Urs Fishcher’s why do you hate me? i never helped you, 2018 brilliantly curated in tandem with Untitled, 2011.


For me, the three-dimensionality of sculpture gives it more presence than any other medium and that effect is exponential for freestanding works. Sculpture confronts you. It takes up space and gets in your way. Unlike two-dimensional art, sculpture is hard to ignore because you have to interact with it. That physicality means that sculpture packs a harder punch. 


Nowhere is that more striking than in the lovely Urs Fischer show at The Brant. The star of the exhibit is a brilliant stroke of curation that combines the two works in the photo above. Fischer made them seven years apart. No doubt, the 3,150 plaster raindrops that make up why do you hate me? i never helped you would make a dramatic statement on their lonesome. (Check Insta for images of the full installation—it’s massive.) But the impact is supersized by the onslaught of the “storm” mauling the bed. Standing next to the crumpling headboard directly in its path, Fischer engulfs you in the fury of nature and it’s literally breath-taking.


A life-size melting wax sculpture from Fischer’s series What if the phone rings 


I was first enraptured by Fischer’s sculpture in 2011 at the most influential of all art exhibitions—the Venice Biennale. All his works there were wax sculptures. Not of the Madame Tussauds variety (god forbid). Wax isn’t a gimmick for Fischer—it’s integral to the work. I can’t say it better than the exhibition curator, “In Fischer’s works, the meaning lies within the very substances and processes of its making, whereby ideas become material and materials take on a life of their own.” That, my friends, is deep.

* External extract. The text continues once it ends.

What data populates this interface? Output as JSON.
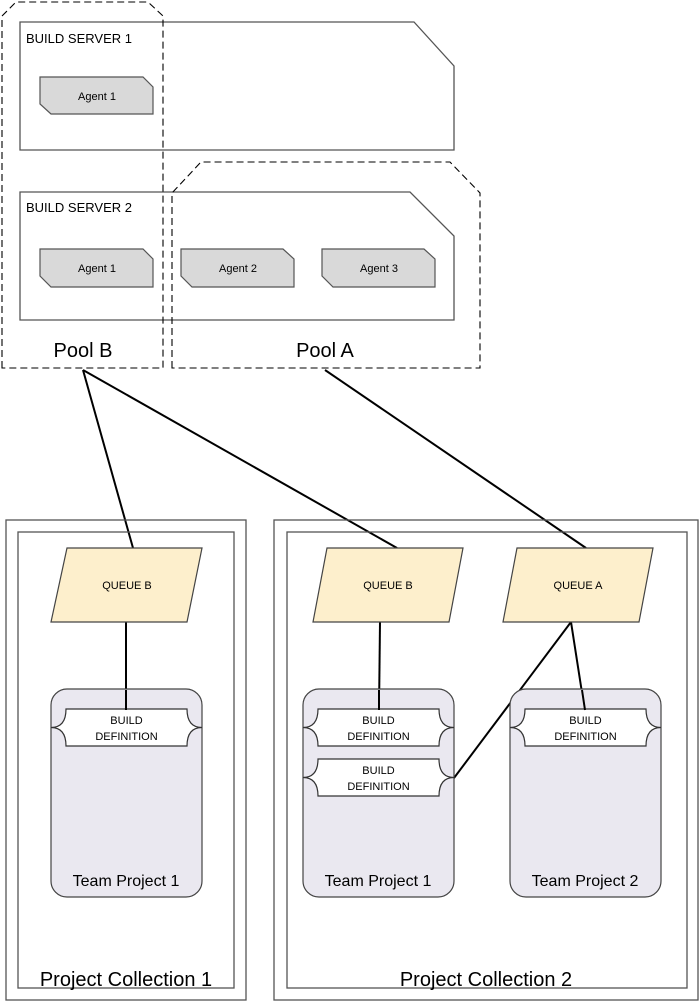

With a genius wick-system, Fischer often engineers the heads of his figures to fall off first. They either shatter, leaving what’s left of the above sculpture’s head cradled in her arm, or they lay whole at the feet of their decapitated body. I was a little surprised by the crudeness of the cartoonish female nudes at the Brant. The artist’s work is normally gorgeously executed, and I don’t dig the gratuitous, but I wasn’t disappointed. The What if the phone rings series calls out outdated cultural stereotypes of women as vapid, sexualized objects helplessly waiting for men to call. Fischer’s material does indeed make his meaning here. He’s railing against the idea that women would be so lame as to allow their own agency to vanish.

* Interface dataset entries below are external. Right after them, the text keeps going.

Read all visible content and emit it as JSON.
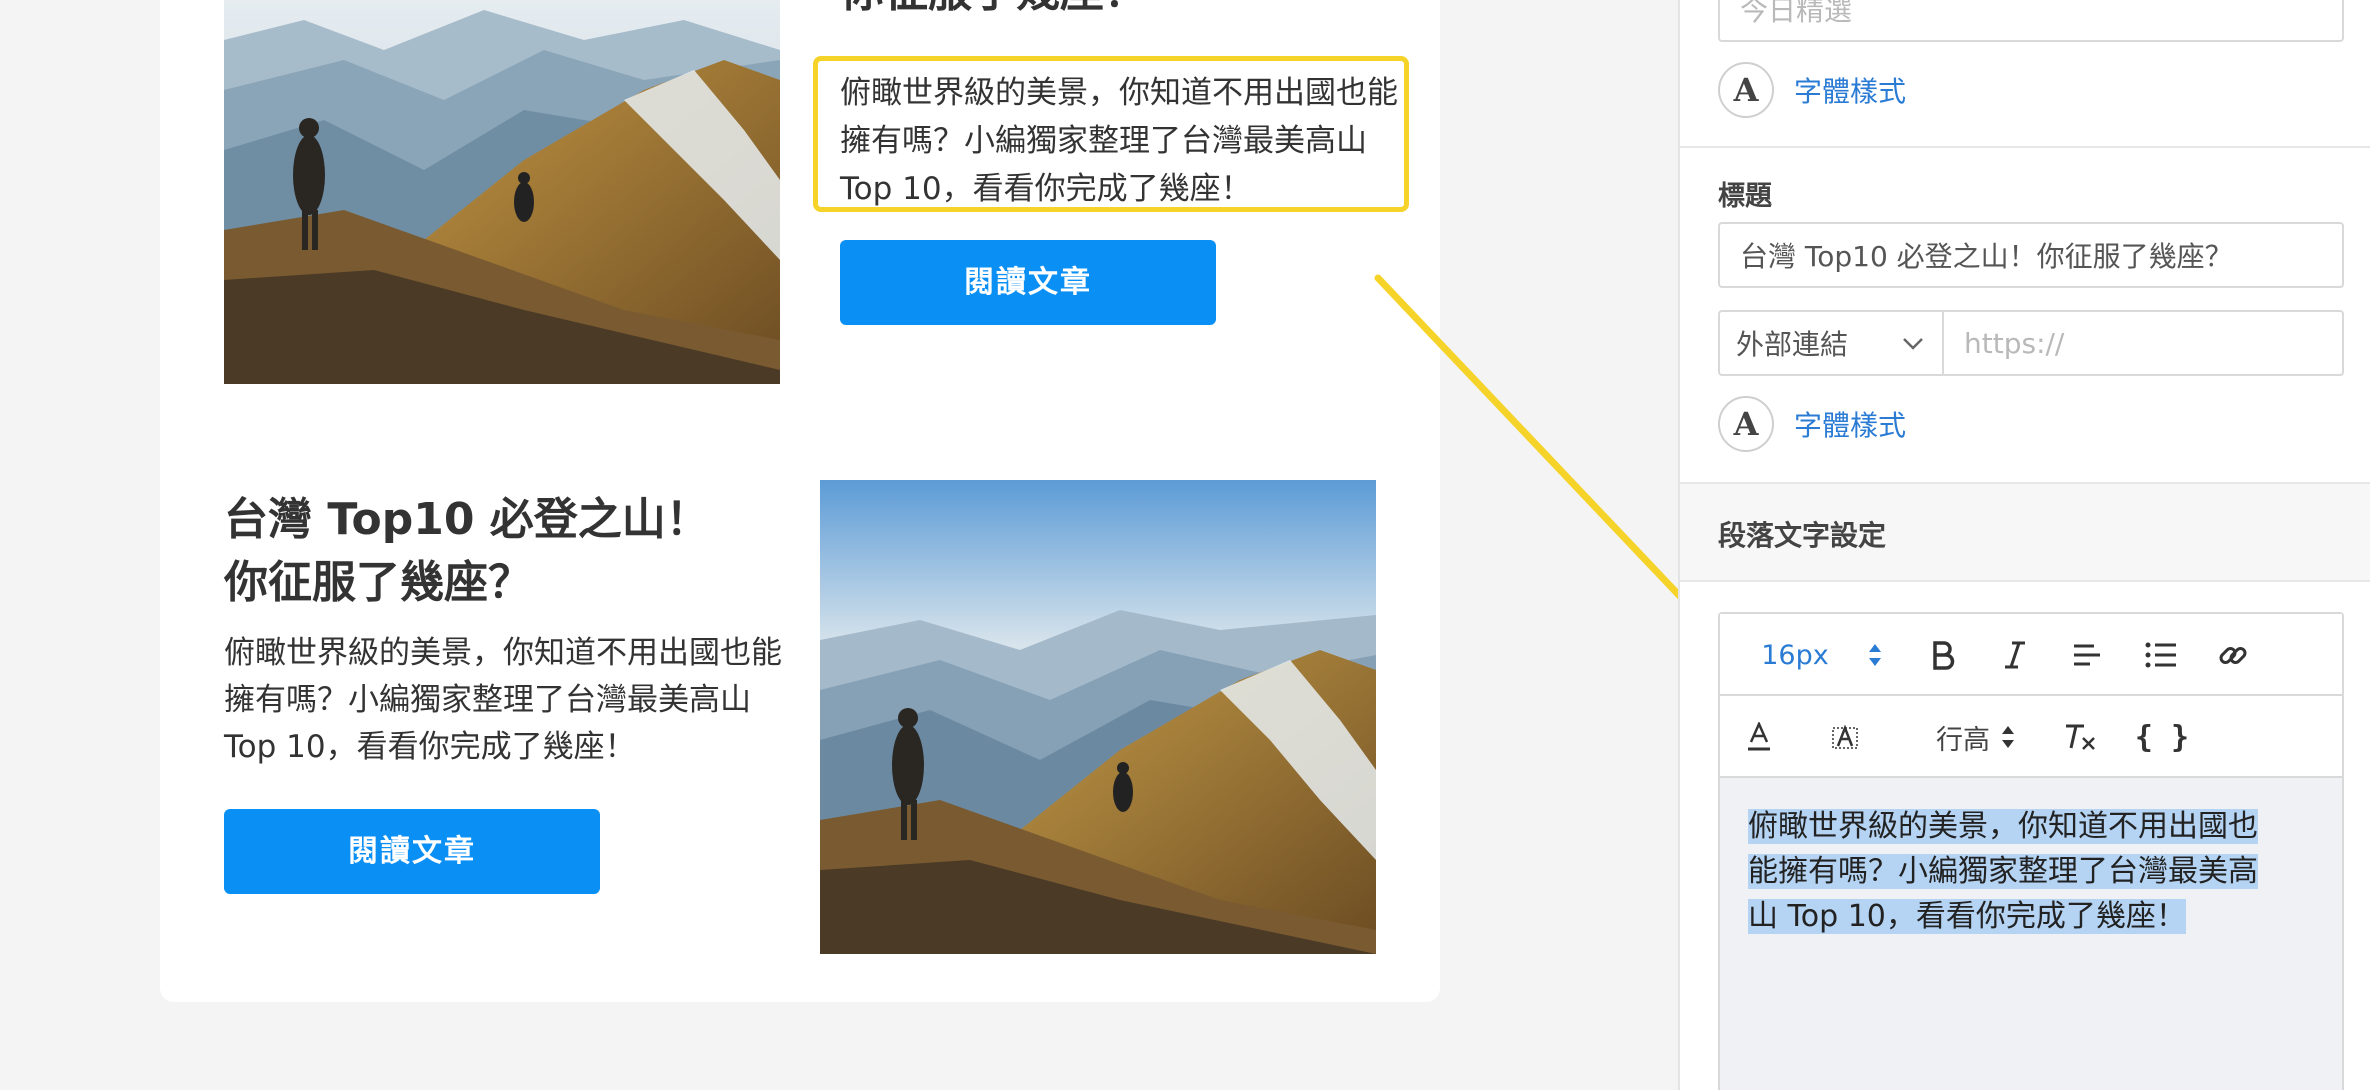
{
  "canvas": {
    "article_top": {
      "title_partial": "你征服了幾座？",
      "description": "俯瞰世界級的美景，你知道不用出國也能擁有嗎？小編獨家整理了台灣最美高山 Top 10，看看你完成了幾座！",
      "button_label": "閱讀文章"
    },
    "article_bottom": {
      "title_line1": "台灣 Top10 必登之山！",
      "title_line2": "你征服了幾座？",
      "description": "俯瞰世界級的美景，你知道不用出國也能擁有嗎？小編獨家整理了台灣最美高山 Top 10，看看你完成了幾座！",
      "button_label": "閱讀文章"
    }
  },
  "panel": {
    "subtitle_placeholder": "今日精選",
    "font_style_label_1": "字體樣式",
    "title_section_label": "標題",
    "title_value": "台灣 Top10 必登之山！你征服了幾座？",
    "link_type": "外部連結",
    "url_placeholder": "https://",
    "font_style_label_2": "字體樣式",
    "paragraph_section_label": "段落文字設定",
    "toolbar": {
      "font_size": "16px",
      "line_height_label": "行高"
    },
    "editor_text_line1": "俯瞰世界級的美景，你知道不用出國也",
    "editor_text_line2": "能擁有嗎？小編獨家整理了台灣最美高",
    "editor_text_line3": "山 Top 10，看看你完成了幾座！"
  },
  "colors": {
    "button_blue": "#0a8ff5",
    "highlight_yellow": "#f5d328",
    "link_blue": "#2a7bd4",
    "selection_blue": "#b5d4f4"
  }
}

Like all good sculpture, Fischer’s wax works provoke a visceral reaction—maybe doubly so because they’re lit (double entendre intended) and they’re literally melting away. You’re torn. You want to watch them burn. That’s the point. But still, their burning means their demise. It’s hard to watch art die.

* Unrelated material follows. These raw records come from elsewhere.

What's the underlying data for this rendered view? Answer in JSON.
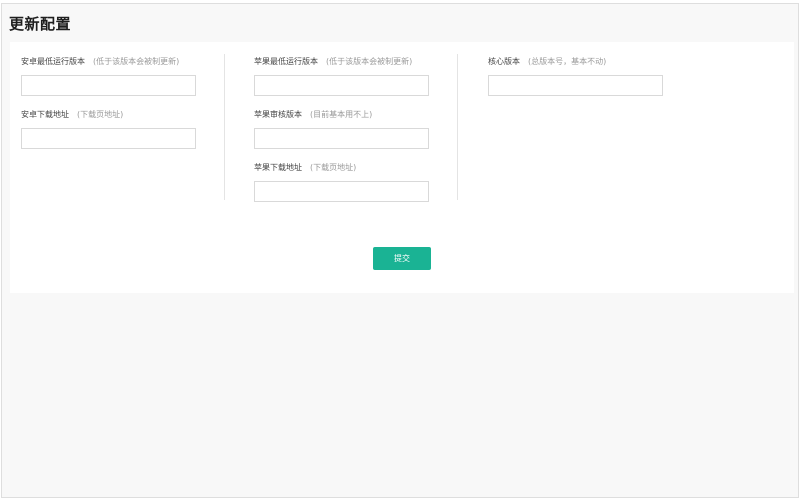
{
  "page": {
    "title": "更新配置"
  },
  "columns": [
    {
      "fields": [
        {
          "label": "安卓最低运行版本",
          "hint": "(低于该版本会被制更新)",
          "value": ""
        },
        {
          "label": "安卓下载地址",
          "hint": "(下载页地址)",
          "value": ""
        }
      ]
    },
    {
      "fields": [
        {
          "label": "苹果最低运行版本",
          "hint": "(低于该版本会被制更新)",
          "value": ""
        },
        {
          "label": "苹果审核版本",
          "hint": "(目前基本用不上)",
          "value": ""
        },
        {
          "label": "苹果下载地址",
          "hint": "(下载页地址)",
          "value": ""
        }
      ]
    },
    {
      "fields": [
        {
          "label": "核心版本",
          "hint": "(总版本号，基本不动)",
          "value": ""
        }
      ]
    }
  ],
  "actions": {
    "submit_label": "提交"
  },
  "colors": {
    "accent": "#1ab394",
    "panel": "#ffffff",
    "page_bg": "#f8f8f8"
  }
}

Urs Fischer, mermaid, 2014


If you want to get your August on with sculpture and you’re in the NY-metro, you’ve got tons of options. 


If you definitely want to be outdoors, there’s PepsiCo in Purchase and Art Omi in Ghent. PepsiCo is a survey of modern masters, while Art Omi is an amazing collection drawn from their unparalleled residency program (dubbed by their 2018 residents as #artomigod).


If you want to be able to escape the heat for a while indoors, too, Storm King Art Center in Mountainville and The Brant have galleries as well as outdoor works. The Brant, in Greenwich, is only an hour from the city. But Storm King has a much larger collection of outdoor works on 500 acres that you can tour either walking or, more fabulously, biking. You can even rent bikes there.


If the weather is nasty, DIA Beacon is showing minimalist sculpture by Charlotte Posenenske. Not only is the exhibition all indoors, but they have a reduced price One-Day Getaway deal with Metro-North and a free shuttle bus from the train to the museum.


Finally, if you really don’t want to leave Jersey, opt for Grounds for Sculpture. I haven’t been there and the roster of artists isn’t as impressive as the other venues…but location, location, location.


Holly Hager is an art collector and the founder of Curatious. Previously an author and a professor, she now dedicates herself full-time to help artists make a living from their art by making the joys of art more accessible to everyone.